If you are bolting the frame to an existing firm surface, place the posts in the metal bases, put the frame into position and mark where each base sits. Remove the frame, drill, plug and fix down the bases then put the frame back into place and screw through the bases to secure the frame in place.
Fixing the Seat, Back Rest and Sides
Place the seat slats onto the seat frame, making sure they are equally-spaced. Use a pilot drill bit to drill through each slat where it will be screwed to the cross-bars. This will stop the wood from splitting. Screw each slat into place.
For the back rest, measure the gap between the two back upright posts and cut your slats to fit inside the posts. Screw the slats to the supporting pieces of batten at each end, then fix the whole thing to the main frame by screwing through the support battens into the upright posts. Sit on the seat and tilt the back support slightly so that it feels comfortable before screwing into place.

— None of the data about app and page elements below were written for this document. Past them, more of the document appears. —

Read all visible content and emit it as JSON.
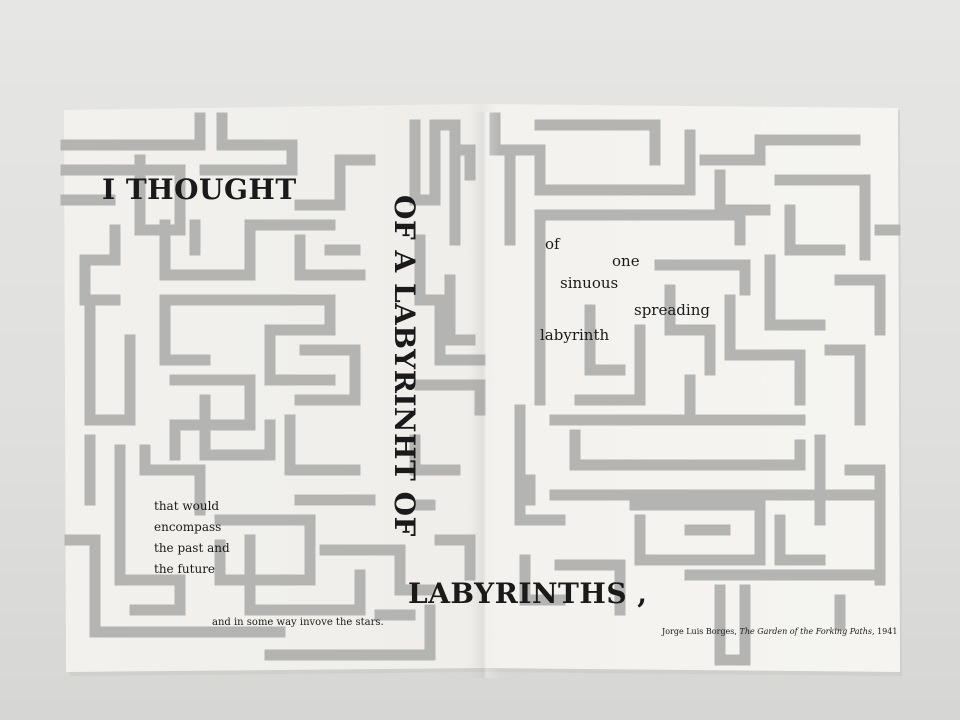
{
  "poem": {
    "line_thought": "I THOUGHT",
    "line_vertical": "OF A LABYRINHT OF",
    "line_labyrinths": "LABYRINTHS",
    "comma": ",",
    "word_of": "of",
    "word_one": "one",
    "word_sinuous": "sinuous",
    "word_spreading": "spreading",
    "word_labyrinth": "labyrinth",
    "block_lines": [
      "that would",
      "encompass",
      "the past and",
      "the future"
    ],
    "line_stars": "and in some way invove the stars."
  },
  "attribution": {
    "author": "Jorge Luis Borges, ",
    "title": "The Garden of the Forking Paths",
    "year": ", 1941"
  },
  "colors": {
    "background": "#e2e2e0",
    "paper": "#f4f3ef",
    "maze": "#b3b3b1",
    "ink": "#1a1a1a"
  }
}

Next you can fix your trellis sides into place. Hold each side up in place, level with the top of the upright posts so that there is a gap at the bottom. Depending on your trellis frame, you may need to cut out notches where the seat joins the posts. Mark and cut the notches, then fix the trellis into place by screwing through the side of the trellis frame into the upright posts. The trellis should sit inside the posts.
Fixing the Roof

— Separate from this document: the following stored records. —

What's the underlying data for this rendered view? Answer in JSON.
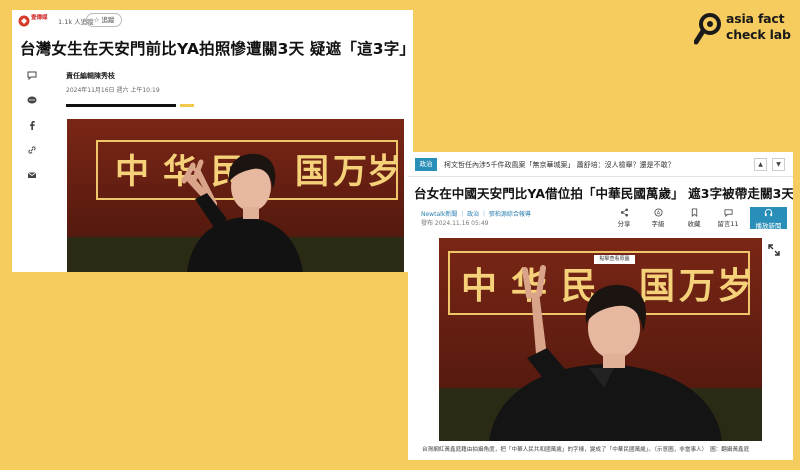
{
  "brand": {
    "line1": "asia fact",
    "line2": "check lab",
    "color": "#1a1a1a"
  },
  "shot1": {
    "site_name": "壹傳媒",
    "followers": "1.1k 人追蹤",
    "track_label": "☆ 追蹤",
    "headline": "台灣女生在天安門前比YA拍照慘遭關3天 疑遮「這3字」",
    "author": "責任編輯陳秀枝",
    "date": "2024年11月16日 週六 上午10:19",
    "accent_color": "#f2c94c",
    "sidebar_icons": [
      "comment-icon",
      "chat-icon",
      "facebook-icon",
      "link-icon",
      "mail-icon"
    ]
  },
  "shot2": {
    "category": "政治",
    "ticker": "柯文哲任內涉5千件政風案「無京華城案」 蕭舒培：沒人檢舉？還是不敢？",
    "prev": "▲",
    "next": "▼",
    "headline": "台女在中國天安門比YA借位拍「中華民國萬歲」 遮3字被帶走關3天",
    "source": "Newtalk新聞 ｜ 政治 ｜ 張柏源綜合報導",
    "pubdate": "發布 2024.11.16 05:49",
    "actions": [
      {
        "icon": "share-icon",
        "label": "分享"
      },
      {
        "icon": "font-size-icon",
        "label": "字級"
      },
      {
        "icon": "bookmark-icon",
        "label": "收藏"
      },
      {
        "icon": "comment-icon",
        "label": "留言11"
      }
    ],
    "listen_label": "播放新聞",
    "photo_tag": "點擊查看原圖",
    "caption": "台灣網紅黃鑫庭藉由拍攝角度，把「中華人民共和國萬歲」的字樣，變成了「中華民國萬歲」。（示意圖，非當事人）　圖：翻攝黃鑫庭",
    "accent_color": "#2a8fb8"
  },
  "photo": {
    "sign_chars": [
      "中",
      "华",
      "民",
      "国",
      "万",
      "岁"
    ]
  }
}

Firstly, cut out two gable ends for the front and back. Lay down the piece of ply landscape so that the longest edges are top and bottom, and mark a triangle from the centre of the top edge down to the bottom corners.
It is a nice idea to cut a decorative arch out of the front gable piece. Draw on a shape to your liking and cut it out using a jigsaw. If you don’t feel comfortable in drawing a decorative shape, you can just cut out a smaller triangle. Sand all sawn edges smooth.
Screw the four roof battens to the diagonal edges of the gable pieces, screwing through the outside of the ply into the batten. Cut angles onto the ends of the battens to make them fit better.
Fix the battened gables to the main frame by gluing and screwing down through the batten into the top of the upright posts, then screw the roof boards into place.
Cut a piece of roofing felt to size and fix to the roof using clout nails.
Paint or stain your arbour, allow to dry and then enjoy a secluded, shaded seating area!
One of our users, Dave, recently contacted us to say that he used the principles of the above guide and modified them slightly to produce the below results, what a great job, good work Dave!
All project content written and produced by Mike Edwards